A novel argument made in the suit was that the use of the "10 percent" plan in Texas -- recently modified, but under which those in the top 10 percent of their high school classes were assured admission -- meant that the university couldn't also consider race in admissions. Texas adopted the 10 percent system after a federal appeals court barred the use of race in admissions. But when the Michigan decision came down, it overturned that decision, and UT Austin -- while still covered by 10 percent -- resumed consideration of race and ethnicity in admissions. The plaintiffs argued in the case that since 10 percent helped promote diversity without considering race, there was no justification for considering race.
Of this argument, the judge said the following: "The undisputed evidence establishes that UT has done more than merely consider race-neutral alternatives. The vast majority of UT students are admitted under the Top Ten Percent law, which plaintiffs agree is a race-neutral policy, and the undisputed evidence establishes UT has instituted several scholarship programs intended to increase the diversity yield from acceptance to enrollment, expanded the quality and quantity of its outreach efforts to high schools in underrepresented areas of the state, and focused additional attention and resources on recruitment in low-performing schools.
Despite these race-neutral efforts to expand diversity at UT, in 2004 the university determined it still lacked a diverse student body, as evidenced by the absence of African-American and Hispanic students in thousands of its classes.

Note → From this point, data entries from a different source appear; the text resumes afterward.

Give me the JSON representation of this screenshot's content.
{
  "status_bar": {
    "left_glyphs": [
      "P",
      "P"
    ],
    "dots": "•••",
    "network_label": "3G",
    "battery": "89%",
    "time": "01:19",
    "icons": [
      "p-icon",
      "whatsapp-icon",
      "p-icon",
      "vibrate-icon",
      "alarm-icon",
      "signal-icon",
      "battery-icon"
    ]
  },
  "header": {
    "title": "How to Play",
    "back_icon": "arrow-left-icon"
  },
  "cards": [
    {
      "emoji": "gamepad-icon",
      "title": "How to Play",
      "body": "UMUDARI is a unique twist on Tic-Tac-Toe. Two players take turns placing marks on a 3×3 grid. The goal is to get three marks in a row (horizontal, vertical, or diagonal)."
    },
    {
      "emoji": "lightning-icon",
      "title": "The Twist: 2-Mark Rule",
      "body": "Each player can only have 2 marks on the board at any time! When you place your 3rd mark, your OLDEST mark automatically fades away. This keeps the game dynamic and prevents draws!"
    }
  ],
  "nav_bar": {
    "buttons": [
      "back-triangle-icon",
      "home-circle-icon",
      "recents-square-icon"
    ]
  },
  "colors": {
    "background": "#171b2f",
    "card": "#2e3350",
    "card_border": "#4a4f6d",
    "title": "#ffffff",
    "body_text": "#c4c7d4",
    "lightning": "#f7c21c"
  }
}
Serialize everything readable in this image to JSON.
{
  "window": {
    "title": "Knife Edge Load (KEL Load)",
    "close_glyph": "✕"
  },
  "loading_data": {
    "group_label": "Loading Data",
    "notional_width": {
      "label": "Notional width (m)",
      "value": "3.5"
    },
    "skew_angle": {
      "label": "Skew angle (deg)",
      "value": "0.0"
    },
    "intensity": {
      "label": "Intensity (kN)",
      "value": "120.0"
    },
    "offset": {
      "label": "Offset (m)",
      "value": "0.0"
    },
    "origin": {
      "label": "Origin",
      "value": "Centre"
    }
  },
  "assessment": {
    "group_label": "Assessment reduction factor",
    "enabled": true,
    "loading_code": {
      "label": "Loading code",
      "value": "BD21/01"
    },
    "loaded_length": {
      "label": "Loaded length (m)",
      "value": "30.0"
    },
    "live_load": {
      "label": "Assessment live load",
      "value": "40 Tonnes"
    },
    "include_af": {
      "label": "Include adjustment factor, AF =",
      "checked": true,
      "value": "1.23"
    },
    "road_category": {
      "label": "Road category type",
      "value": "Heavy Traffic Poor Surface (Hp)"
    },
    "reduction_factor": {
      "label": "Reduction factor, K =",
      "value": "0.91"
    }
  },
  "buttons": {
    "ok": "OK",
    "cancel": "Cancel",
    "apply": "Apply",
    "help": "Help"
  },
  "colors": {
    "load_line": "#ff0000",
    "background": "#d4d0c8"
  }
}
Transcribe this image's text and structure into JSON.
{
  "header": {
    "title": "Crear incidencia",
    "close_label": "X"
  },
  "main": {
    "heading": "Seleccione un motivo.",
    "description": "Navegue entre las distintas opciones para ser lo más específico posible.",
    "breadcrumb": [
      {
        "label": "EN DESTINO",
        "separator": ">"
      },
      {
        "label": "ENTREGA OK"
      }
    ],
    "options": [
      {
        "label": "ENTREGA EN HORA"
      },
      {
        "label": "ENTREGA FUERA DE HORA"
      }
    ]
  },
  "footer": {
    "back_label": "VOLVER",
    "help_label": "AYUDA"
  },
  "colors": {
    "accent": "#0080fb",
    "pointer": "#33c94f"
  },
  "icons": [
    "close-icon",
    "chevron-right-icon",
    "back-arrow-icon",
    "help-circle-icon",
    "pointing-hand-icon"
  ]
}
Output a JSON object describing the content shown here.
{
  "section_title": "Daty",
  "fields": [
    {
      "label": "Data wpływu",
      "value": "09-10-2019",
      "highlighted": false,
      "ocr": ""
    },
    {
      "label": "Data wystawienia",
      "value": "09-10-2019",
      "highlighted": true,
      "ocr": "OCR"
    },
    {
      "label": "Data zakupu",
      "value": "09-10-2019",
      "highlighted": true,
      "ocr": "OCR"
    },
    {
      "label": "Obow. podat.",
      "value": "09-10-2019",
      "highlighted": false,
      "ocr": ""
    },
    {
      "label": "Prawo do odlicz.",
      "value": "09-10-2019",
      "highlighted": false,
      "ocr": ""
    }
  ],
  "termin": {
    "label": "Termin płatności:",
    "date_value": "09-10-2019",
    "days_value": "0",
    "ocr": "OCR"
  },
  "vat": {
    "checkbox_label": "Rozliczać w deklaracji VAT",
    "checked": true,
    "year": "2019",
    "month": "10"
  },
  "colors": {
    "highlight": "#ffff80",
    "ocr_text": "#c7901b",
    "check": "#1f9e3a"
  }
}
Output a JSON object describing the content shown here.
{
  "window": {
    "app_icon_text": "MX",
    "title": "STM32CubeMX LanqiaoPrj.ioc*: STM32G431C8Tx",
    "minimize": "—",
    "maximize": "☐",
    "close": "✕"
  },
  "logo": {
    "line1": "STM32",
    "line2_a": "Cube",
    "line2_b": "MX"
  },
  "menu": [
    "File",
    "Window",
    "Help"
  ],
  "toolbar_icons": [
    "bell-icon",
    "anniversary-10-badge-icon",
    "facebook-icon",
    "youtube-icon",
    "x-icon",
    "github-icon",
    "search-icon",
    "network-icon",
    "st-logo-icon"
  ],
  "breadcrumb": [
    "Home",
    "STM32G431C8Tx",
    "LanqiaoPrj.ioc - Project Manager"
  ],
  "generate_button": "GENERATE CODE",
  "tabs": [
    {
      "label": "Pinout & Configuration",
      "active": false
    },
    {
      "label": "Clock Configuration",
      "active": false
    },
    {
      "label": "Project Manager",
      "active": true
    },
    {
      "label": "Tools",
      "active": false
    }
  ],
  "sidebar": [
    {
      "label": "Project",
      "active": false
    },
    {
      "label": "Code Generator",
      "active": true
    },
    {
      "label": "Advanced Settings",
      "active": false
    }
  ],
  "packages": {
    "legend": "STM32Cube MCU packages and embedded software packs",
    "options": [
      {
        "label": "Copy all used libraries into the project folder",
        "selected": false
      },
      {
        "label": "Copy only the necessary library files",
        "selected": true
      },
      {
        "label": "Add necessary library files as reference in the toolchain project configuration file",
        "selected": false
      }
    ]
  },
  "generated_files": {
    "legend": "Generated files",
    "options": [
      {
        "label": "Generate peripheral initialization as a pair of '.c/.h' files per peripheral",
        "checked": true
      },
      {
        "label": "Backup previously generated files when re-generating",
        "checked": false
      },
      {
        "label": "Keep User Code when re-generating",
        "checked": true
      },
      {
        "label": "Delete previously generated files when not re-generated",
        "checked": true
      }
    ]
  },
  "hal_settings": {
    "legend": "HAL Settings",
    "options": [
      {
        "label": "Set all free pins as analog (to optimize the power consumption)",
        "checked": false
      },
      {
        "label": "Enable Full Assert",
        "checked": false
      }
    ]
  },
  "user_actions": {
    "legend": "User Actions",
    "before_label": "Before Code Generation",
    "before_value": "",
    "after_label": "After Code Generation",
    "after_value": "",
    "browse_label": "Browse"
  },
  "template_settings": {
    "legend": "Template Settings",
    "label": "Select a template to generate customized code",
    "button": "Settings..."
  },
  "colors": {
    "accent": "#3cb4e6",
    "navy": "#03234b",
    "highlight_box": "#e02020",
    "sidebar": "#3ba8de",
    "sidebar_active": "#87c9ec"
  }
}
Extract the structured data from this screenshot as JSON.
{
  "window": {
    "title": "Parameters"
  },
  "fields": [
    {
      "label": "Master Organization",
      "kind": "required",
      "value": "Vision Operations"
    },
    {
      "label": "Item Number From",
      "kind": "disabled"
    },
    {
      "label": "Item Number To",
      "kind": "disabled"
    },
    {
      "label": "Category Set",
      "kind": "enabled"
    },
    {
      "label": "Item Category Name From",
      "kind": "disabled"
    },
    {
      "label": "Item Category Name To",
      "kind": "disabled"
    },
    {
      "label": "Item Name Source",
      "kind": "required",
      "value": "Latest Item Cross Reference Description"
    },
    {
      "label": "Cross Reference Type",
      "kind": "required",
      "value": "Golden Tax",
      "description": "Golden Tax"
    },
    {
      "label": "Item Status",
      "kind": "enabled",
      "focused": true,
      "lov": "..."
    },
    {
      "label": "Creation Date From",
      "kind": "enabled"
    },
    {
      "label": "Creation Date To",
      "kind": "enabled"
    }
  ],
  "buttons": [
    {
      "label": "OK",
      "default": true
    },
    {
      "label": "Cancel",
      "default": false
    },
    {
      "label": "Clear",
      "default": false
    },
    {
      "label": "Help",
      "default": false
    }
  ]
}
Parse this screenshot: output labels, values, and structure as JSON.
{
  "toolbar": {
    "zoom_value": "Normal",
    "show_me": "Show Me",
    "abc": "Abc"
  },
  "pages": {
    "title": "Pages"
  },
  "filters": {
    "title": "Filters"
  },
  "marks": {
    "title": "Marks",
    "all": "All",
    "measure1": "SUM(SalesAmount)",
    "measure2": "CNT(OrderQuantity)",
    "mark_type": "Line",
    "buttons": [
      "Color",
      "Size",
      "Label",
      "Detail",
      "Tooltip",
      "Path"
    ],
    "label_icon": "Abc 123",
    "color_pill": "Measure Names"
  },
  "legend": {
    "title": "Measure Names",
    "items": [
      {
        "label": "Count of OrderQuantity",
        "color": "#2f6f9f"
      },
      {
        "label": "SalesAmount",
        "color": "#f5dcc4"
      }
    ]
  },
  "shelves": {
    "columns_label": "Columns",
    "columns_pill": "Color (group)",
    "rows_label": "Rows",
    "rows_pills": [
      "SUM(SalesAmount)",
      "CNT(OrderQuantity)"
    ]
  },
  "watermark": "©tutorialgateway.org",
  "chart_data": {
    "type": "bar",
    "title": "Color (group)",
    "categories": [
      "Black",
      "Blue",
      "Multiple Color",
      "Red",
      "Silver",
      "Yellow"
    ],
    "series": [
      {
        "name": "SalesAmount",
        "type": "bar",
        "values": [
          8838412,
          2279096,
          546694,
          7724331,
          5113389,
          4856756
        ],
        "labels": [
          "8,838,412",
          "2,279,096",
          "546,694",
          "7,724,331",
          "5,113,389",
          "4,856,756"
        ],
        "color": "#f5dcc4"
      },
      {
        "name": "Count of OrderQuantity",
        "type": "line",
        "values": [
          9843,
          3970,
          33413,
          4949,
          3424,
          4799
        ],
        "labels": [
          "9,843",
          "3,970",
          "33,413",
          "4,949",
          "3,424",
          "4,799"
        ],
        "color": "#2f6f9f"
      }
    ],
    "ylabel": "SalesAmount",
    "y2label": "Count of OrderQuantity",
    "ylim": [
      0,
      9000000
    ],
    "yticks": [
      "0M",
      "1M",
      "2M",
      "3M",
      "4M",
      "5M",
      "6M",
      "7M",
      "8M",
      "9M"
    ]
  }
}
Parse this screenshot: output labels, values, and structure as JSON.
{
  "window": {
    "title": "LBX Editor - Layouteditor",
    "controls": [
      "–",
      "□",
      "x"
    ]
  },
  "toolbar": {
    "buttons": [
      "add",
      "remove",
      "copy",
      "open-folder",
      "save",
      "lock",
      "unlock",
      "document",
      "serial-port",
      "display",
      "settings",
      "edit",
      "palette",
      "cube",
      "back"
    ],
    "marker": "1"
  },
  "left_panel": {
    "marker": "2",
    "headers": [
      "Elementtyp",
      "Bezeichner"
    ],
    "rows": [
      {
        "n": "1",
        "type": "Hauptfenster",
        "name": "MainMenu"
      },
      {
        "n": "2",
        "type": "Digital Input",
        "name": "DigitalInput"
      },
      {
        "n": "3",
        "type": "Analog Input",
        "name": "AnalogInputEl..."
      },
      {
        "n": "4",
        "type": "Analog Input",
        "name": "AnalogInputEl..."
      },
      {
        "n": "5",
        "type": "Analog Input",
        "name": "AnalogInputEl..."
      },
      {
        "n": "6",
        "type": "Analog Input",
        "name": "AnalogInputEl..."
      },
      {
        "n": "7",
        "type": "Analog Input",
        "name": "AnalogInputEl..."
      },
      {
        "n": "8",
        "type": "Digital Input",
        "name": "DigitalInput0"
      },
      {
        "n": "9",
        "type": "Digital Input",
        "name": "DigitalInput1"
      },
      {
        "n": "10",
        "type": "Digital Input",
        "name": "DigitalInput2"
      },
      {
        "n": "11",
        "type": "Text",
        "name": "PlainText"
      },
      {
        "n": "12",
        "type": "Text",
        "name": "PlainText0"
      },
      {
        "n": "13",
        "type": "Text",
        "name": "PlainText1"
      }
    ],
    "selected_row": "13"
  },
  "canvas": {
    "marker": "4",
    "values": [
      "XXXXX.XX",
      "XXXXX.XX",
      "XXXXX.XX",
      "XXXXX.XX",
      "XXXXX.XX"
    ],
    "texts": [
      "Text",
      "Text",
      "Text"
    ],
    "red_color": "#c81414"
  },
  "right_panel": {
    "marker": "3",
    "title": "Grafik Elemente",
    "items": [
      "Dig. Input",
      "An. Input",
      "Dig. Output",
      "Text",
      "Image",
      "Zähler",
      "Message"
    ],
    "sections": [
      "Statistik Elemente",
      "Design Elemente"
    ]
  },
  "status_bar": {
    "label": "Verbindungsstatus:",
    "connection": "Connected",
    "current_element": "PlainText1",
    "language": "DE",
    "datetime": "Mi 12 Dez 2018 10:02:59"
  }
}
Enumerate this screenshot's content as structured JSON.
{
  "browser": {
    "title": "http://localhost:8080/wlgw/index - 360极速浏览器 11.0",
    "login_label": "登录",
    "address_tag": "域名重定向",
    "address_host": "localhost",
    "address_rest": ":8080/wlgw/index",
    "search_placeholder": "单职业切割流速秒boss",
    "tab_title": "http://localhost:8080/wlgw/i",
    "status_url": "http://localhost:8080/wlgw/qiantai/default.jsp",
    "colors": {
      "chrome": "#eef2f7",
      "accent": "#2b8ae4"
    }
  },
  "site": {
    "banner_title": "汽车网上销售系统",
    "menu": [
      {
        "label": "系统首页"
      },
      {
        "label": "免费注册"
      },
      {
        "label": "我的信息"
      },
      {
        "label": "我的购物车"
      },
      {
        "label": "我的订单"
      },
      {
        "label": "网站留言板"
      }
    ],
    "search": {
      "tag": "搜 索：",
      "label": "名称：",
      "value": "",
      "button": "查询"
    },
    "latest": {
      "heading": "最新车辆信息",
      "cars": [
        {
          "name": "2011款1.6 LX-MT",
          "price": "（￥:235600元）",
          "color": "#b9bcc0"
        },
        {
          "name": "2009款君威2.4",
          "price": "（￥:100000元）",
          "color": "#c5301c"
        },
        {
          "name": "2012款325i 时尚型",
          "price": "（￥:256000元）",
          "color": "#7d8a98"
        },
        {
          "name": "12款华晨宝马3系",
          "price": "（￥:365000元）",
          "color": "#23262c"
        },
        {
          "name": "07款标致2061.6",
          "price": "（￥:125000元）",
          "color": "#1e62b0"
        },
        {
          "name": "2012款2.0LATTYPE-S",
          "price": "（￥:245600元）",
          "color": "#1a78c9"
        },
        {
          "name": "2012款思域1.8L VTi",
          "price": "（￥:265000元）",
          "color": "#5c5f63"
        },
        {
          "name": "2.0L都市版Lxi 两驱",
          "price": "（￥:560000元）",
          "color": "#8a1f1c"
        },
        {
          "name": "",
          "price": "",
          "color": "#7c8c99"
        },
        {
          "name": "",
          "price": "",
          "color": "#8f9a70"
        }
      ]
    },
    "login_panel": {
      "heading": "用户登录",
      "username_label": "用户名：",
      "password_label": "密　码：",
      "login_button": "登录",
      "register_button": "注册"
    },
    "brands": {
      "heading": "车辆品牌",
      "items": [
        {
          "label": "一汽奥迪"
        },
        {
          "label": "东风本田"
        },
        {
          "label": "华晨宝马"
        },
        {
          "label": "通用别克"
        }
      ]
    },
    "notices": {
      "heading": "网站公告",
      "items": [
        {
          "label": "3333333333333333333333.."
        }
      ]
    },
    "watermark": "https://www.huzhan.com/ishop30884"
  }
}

To argue UT has failed to give serious, good faith consideration to race-neutral alternatives is to ignore the facts of this case -- namely, that UT has used and continues to use race-neutral alternatives in addition to its limited consideration of race as part of its admissions process."
Edward Blum, director of the Project on Fair Representation, the legal group that brought the case, vowed Monday to appeal as far as necessary. He said that the judge "did a very competent job of laying out the facts in the case," but "made a mistake in his analysis of the Grutter opinion." Blum said that the question of when race can be used under Grutter remains "a big question, and we are confident that before a senior court, we will prevail.... We believe that introducing race and ethnicity into admissions is a very important and weighty matter."
A statement from the Mexican American Legal Defense and Educational Fund, which opposed the suit, said that the ruling was important in upholding the right of universities like Texas to use a mix of race-neutral and race-conscious ways to build a diverse class of students. "The court's ruling sends a strong message to universities across the nation that race can still be a factor when considering applications for admissions," said Nina Perales, MALDEF's Southwest regional counsel.
Michael A. Olivas, a law professor at the University of Houston who is an expert on higher education law, said Monday night of the ruling's meaning: "Grutter is good law, and in addition, neither white applicants nor conservative law firms should continue to waste time assailing non-racial plans."